It begins with an idiot stare of hostility.
A man who bumps into us
as we’re walking hand in hand
down a side street in Marseilles.
Perhaps it only means
When the sidewalk’s this narrow
walk single file, tourist couple.
My wife checks her purse
but I keep replaying this encounter—
the absence of any pardon!
as though the point is the young man’s invisibility
You’ll notice me now—
Would my weight trump his age, I wonder,
and think about the book I’m carrying on ocean voyages
and how men, young and old, battle a typhoon,
and it isn’t always the old ones who die of exposure.
Or is he more like the typhoon?
Maybe he was at that demonstration this morning—
those flags on the plaza by the ferry landing,
those angry syllables telling me nothing,
that war dance like something from Buffalo Bill’s Wild West Show,
while the boats tack back and forth across the harbor.
So many languages I don’t know how to translate.
So many expressions that are untranslatable.
Is that what I’ll tell our friends when we get back?
Or will I reassure them that people the world over
are really the same, their smiles
worth a thousand words.
# # #

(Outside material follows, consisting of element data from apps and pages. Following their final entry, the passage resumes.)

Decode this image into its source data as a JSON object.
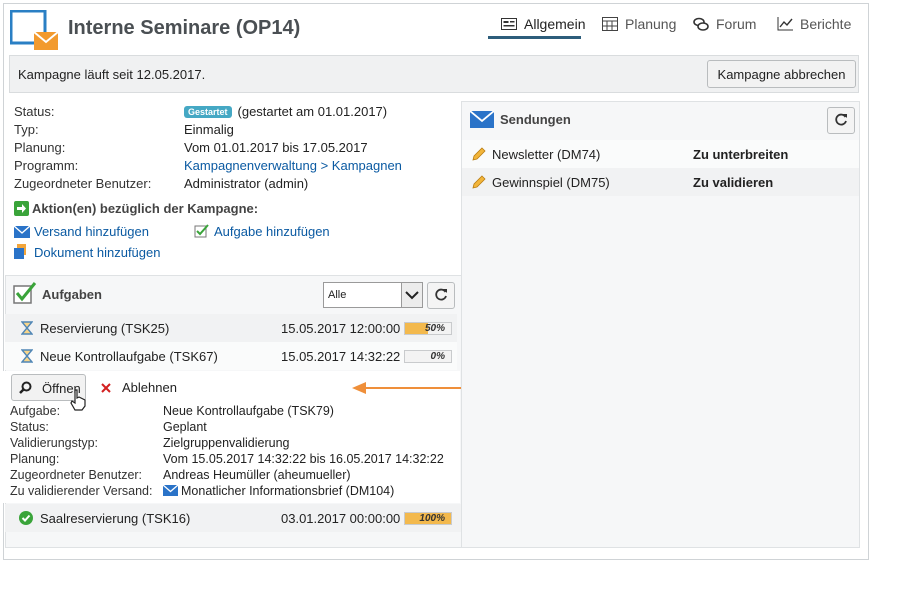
{
  "header": {
    "title": "Interne Seminare (OP14)",
    "tabs": [
      {
        "label": "Allgemein",
        "icon": "general-icon",
        "active": true
      },
      {
        "label": "Planung",
        "icon": "calendar-icon",
        "active": false
      },
      {
        "label": "Forum",
        "icon": "forum-icon",
        "active": false
      },
      {
        "label": "Berichte",
        "icon": "chart-icon",
        "active": false
      }
    ]
  },
  "banner": {
    "text": "Kampagne läuft seit 12.05.2017.",
    "stop_label": "Kampagne abbrechen"
  },
  "info": {
    "status_label": "Status:",
    "status_badge": "Gestartet",
    "status_value": "(gestartet am 01.01.2017)",
    "type_label": "Typ:",
    "type_value": "Einmalig",
    "planning_label": "Planung:",
    "planning_value": "Vom 01.01.2017 bis 17.05.2017",
    "program_label": "Programm:",
    "program_value": "Kampagnenverwaltung > Kampagnen",
    "user_label": "Zugeordneter Benutzer:",
    "user_value": "Administrator (admin)"
  },
  "actions": {
    "title": "Aktion(en) bezüglich der Kampagne:",
    "add_delivery": "Versand hinzufügen",
    "add_task": "Aufgabe hinzufügen",
    "add_document": "Dokument hinzufügen"
  },
  "tasks": {
    "title": "Aufgaben",
    "filter_value": "Alle",
    "rows": [
      {
        "name": "Reservierung (TSK25)",
        "date": "15.05.2017 12:00:00",
        "progress_label": "50%",
        "progress": 0.5,
        "icon": "hourglass-icon"
      },
      {
        "name": "Neue Kontrollaufgabe (TSK67)",
        "date": "15.05.2017 14:32:22",
        "progress_label": "0%",
        "progress": 0.0,
        "icon": "hourglass-icon"
      }
    ],
    "open_label": "Öffnen",
    "reject_label": "Ablehnen",
    "details": {
      "task_label": "Aufgabe:",
      "task_value": "Neue Kontrollaufgabe (TSK79)",
      "status_label": "Status:",
      "status_value": "Geplant",
      "validation_label": "Validierungstyp:",
      "validation_value": "Zielgruppenvalidierung",
      "planning_label": "Planung:",
      "planning_value": "Vom 15.05.2017 14:32:22 bis 16.05.2017 14:32:22",
      "user_label": "Zugeordneter Benutzer:",
      "user_value": "Andreas Heumüller (aheumueller)",
      "delivery_label": "Zu validierender Versand:",
      "delivery_value": "Monatlicher Informationsbrief (DM104)"
    },
    "last_row": {
      "name": "Saalreservierung (TSK16)",
      "date": "03.01.2017 00:00:00",
      "progress_label": "100%",
      "progress": 1.0,
      "icon": "check-icon"
    }
  },
  "deliveries": {
    "title": "Sendungen",
    "rows": [
      {
        "name": "Newsletter (DM74)",
        "status": "Zu unterbreiten",
        "icon": "pencil-icon"
      },
      {
        "name": "Gewinnspiel (DM75)",
        "status": "Zu validieren",
        "icon": "pencil-icon"
      }
    ]
  },
  "colors": {
    "accent": "#2d5d7b",
    "link": "#0b5aa2",
    "badge": "#45a8c4",
    "progress": "#f3b94d",
    "arrow": "#ef8f3a"
  }
}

After teaching at Framingham State University and Harvard’s Radcliffe Seminars, Alan Feldman began offering free, drop-in workshops at local libraries in Framingham and Wellfleet, MA. Many poems in Immortality (University of Wisconsin Press, 2015), are based on assignments he gives in those workshops, and have been featured by Poetry Daily, Best American Poetry (2011), Writer’s Almanac, and soon in Ted Kooser’s column, American Life in Poetry. Tony Hoagland featured one of my poems in Twenty Poems That Could Save America. Recently he’s taught poetry writing on cruise ships going to New Zealand and around the Horn of South America. He has have a sailboat, but no pets, and is married to artist Nan Hass Feldman (nanhassfeldman.com).
Photo credit: Terri Malone
Audio: Terri Muus